Exercise objective: All of the entries below should be copied exactly as they appear.

--- Data provided Enclosed Below ---

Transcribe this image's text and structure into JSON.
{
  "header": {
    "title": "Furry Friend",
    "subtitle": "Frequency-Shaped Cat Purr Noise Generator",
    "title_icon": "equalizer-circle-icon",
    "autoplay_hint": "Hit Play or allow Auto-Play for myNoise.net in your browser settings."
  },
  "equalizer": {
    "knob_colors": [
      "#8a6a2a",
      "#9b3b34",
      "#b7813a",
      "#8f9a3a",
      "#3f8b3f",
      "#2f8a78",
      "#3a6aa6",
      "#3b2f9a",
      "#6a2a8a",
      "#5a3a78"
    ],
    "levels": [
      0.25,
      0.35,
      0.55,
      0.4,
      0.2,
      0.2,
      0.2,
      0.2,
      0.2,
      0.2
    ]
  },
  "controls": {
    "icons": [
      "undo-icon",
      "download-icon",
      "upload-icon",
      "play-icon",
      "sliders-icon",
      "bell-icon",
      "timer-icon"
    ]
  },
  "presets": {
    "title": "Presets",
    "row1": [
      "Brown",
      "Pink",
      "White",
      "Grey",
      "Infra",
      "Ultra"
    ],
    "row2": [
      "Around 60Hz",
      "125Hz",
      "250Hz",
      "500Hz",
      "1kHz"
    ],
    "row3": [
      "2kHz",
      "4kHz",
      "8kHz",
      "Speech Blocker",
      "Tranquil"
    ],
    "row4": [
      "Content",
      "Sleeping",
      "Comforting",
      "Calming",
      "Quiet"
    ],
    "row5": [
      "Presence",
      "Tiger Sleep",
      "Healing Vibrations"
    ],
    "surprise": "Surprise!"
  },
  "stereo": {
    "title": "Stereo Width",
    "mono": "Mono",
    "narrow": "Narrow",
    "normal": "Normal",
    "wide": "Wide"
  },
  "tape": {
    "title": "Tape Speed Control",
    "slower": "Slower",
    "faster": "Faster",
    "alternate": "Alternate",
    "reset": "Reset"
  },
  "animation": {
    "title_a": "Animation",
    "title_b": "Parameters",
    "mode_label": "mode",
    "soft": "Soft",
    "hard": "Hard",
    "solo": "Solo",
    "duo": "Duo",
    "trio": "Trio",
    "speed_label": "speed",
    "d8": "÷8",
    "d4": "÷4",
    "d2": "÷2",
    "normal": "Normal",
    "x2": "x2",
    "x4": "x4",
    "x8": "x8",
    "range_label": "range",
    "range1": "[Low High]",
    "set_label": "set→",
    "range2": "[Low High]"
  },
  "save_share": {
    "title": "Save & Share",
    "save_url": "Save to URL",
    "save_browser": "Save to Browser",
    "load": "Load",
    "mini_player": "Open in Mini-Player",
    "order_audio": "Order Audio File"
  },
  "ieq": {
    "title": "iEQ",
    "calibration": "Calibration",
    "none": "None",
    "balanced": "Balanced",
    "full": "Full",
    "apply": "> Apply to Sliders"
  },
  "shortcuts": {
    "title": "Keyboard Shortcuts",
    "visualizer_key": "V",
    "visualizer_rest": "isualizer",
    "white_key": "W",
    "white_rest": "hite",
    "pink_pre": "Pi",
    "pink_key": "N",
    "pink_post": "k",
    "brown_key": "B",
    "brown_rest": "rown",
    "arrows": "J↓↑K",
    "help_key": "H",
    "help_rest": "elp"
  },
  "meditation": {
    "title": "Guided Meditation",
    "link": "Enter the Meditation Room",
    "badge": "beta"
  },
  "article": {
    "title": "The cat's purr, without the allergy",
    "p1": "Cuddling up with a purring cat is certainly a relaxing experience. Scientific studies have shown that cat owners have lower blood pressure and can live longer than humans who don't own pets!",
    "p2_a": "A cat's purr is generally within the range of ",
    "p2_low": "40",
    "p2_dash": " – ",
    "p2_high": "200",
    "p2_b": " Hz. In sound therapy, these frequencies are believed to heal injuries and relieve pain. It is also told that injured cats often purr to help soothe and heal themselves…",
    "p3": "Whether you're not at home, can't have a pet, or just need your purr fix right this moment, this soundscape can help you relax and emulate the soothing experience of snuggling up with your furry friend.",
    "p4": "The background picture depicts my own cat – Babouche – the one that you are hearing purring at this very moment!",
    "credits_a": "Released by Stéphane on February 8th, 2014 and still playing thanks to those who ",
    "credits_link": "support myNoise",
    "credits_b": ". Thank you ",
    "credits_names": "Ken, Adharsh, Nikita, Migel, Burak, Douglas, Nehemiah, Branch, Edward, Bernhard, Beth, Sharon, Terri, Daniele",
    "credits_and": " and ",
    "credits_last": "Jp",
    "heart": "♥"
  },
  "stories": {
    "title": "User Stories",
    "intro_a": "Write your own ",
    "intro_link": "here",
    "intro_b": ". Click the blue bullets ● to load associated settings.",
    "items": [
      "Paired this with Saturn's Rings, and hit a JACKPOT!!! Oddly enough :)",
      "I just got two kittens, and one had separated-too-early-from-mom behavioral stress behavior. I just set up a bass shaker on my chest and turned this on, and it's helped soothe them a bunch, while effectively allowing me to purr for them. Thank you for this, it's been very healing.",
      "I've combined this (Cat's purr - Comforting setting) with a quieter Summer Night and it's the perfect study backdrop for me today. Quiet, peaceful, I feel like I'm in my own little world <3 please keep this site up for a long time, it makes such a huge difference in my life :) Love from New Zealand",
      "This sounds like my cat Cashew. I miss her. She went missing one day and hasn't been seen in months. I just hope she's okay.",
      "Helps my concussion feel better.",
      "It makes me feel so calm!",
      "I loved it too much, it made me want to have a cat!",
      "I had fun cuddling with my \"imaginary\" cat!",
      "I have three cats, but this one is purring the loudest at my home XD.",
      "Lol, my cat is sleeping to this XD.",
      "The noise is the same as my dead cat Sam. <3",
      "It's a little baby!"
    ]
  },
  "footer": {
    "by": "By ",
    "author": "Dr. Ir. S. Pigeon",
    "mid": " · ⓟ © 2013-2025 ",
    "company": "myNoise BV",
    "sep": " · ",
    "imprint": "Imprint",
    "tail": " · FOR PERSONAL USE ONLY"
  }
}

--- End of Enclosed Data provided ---

Task result:
Transcribe this image's text and structure into JSON.
{
  "header": {
    "title": "Furry Friend",
    "subtitle": "Frequency-Shaped Cat Purr Noise Generator",
    "title_icon": "equalizer-circle-icon",
    "autoplay_hint": "Hit Play or allow Auto-Play for myNoise.net in your browser settings."
  },
  "equalizer": {
    "knob_colors": [
      "#8a6a2a",
      "#9b3b34",
      "#b7813a",
      "#8f9a3a",
      "#3f8b3f",
      "#2f8a78",
      "#3a6aa6",
      "#3b2f9a",
      "#6a2a8a",
      "#5a3a78"
    ],
    "levels": [
      0.25,
      0.35,
      0.55,
      0.4,
      0.2,
      0.2,
      0.2,
      0.2,
      0.2,
      0.2
    ]
  },
  "controls": {
    "icons": [
      "undo-icon",
      "download-icon",
      "upload-icon",
      "play-icon",
      "sliders-icon",
      "bell-icon",
      "timer-icon"
    ]
  },
  "presets": {
    "title": "Presets",
    "row1": [
      "Brown",
      "Pink",
      "White",
      "Grey",
      "Infra",
      "Ultra"
    ],
    "row2": [
      "Around 60Hz",
      "125Hz",
      "250Hz",
      "500Hz",
      "1kHz"
    ],
    "row3": [
      "2kHz",
      "4kHz",
      "8kHz",
      "Speech Blocker",
      "Tranquil"
    ],
    "row4": [
      "Content",
      "Sleeping",
      "Comforting",
      "Calming",
      "Quiet"
    ],
    "row5": [
      "Presence",
      "Tiger Sleep",
      "Healing Vibrations"
    ],
    "surprise": "Surprise!"
  },
  "stereo": {
    "title": "Stereo Width",
    "mono": "Mono",
    "narrow": "Narrow",
    "normal": "Normal",
    "wide": "Wide"
  },
  "tape": {
    "title": "Tape Speed Control",
    "slower": "Slower",
    "faster": "Faster",
    "alternate": "Alternate",
    "reset": "Reset"
  },
  "animation": {
    "title_a": "Animation",
    "title_b": "Parameters",
    "mode_label": "mode",
    "soft": "Soft",
    "hard": "Hard",
    "solo": "Solo",
    "duo": "Duo",
    "trio": "Trio",
    "speed_label": "speed",
    "d8": "÷8",
    "d4": "÷4",
    "d2": "÷2",
    "normal": "Normal",
    "x2": "x2",
    "x4": "x4",
    "x8": "x8",
    "range_label": "range",
    "range1": "[Low High]",
    "set_label": "set→",
    "range2": "[Low High]"
  },
  "save_share": {
    "title": "Save & Share",
    "save_url": "Save to URL",
    "save_browser": "Save to Browser",
    "load": "Load",
    "mini_player": "Open in Mini-Player",
    "order_audio": "Order Audio File"
  },
  "ieq": {
    "title": "iEQ",
    "calibration": "Calibration",
    "none": "None",
    "balanced": "Balanced",
    "full": "Full",
    "apply": "> Apply to Sliders"
  },
  "shortcuts": {
    "title": "Keyboard Shortcuts",
    "visualizer_key": "V",
    "visualizer_rest": "isualizer",
    "white_key": "W",
    "white_rest": "hite",
    "pink_pre": "Pi",
    "pink_key": "N",
    "pink_post": "k",
    "brown_key": "B",
    "brown_rest": "rown",
    "arrows": "J↓↑K",
    "help_key": "H",
    "help_rest": "elp"
  },
  "meditation": {
    "title": "Guided Meditation",
    "link": "Enter the Meditation Room",
    "badge": "beta"
  },
  "article": {
    "title": "The cat's purr, without the allergy",
    "p1": "Cuddling up with a purring cat is certainly a relaxing experience. Scientific studies have shown that cat owners have lower blood pressure and can live longer than humans who don't own pets!",
    "p2_a": "A cat's purr is generally within the range of ",
    "p2_low": "40",
    "p2_dash": " – ",
    "p2_high": "200",
    "p2_b": " Hz. In sound therapy, these frequencies are believed to heal injuries and relieve pain. It is also told that injured cats often purr to help soothe and heal themselves…",
    "p3": "Whether you're not at home, can't have a pet, or just need your purr fix right this moment, this soundscape can help you relax and emulate the soothing experience of snuggling up with your furry friend.",
    "p4": "The background picture depicts my own cat – Babouche – the one that you are hearing purring at this very moment!",
    "credits_a": "Released by Stéphane on February 8th, 2014 and still playing thanks to those who ",
    "credits_link": "support myNoise",
    "credits_b": ". Thank you ",
    "credits_names": "Ken, Adharsh, Nikita, Migel, Burak, Douglas, Nehemiah, Branch, Edward, Bernhard, Beth, Sharon, Terri, Daniele",
    "credits_and": " and ",
    "credits_last": "Jp",
    "heart": "♥"
  },
  "stories": {
    "title": "User Stories",
    "intro_a": "Write your own ",
    "intro_link": "here",
    "intro_b": ". Click the blue bullets ● to load associated settings.",
    "items": [
      "Paired this with Saturn's Rings, and hit a JACKPOT!!! Oddly enough :)",
      "I just got two kittens, and one had separated-too-early-from-mom behavioral stress behavior. I just set up a bass shaker on my chest and turned this on, and it's helped soothe them a bunch, while effectively allowing me to purr for them. Thank you for this, it's been very healing.",
      "I've combined this (Cat's purr - Comforting setting) with a quieter Summer Night and it's the perfect study backdrop for me today. Quiet, peaceful, I feel like I'm in my own little world <3 please keep this site up for a long time, it makes such a huge difference in my life :) Love from New Zealand",
      "This sounds like my cat Cashew. I miss her. She went missing one day and hasn't been seen in months. I just hope she's okay.",
      "Helps my concussion feel better.",
      "It makes me feel so calm!",
      "I loved it too much, it made me want to have a cat!",
      "I had fun cuddling with my \"imaginary\" cat!",
      "I have three cats, but this one is purring the loudest at my home XD.",
      "Lol, my cat is sleeping to this XD.",
      "The noise is the same as my dead cat Sam. <3",
      "It's a little baby!"
    ]
  },
  "footer": {
    "by": "By ",
    "author": "Dr. Ir. S. Pigeon",
    "mid": " · ⓟ © 2013-2025 ",
    "company": "myNoise BV",
    "sep": " · ",
    "imprint": "Imprint",
    "tail": " · FOR PERSONAL USE ONLY"
  }
}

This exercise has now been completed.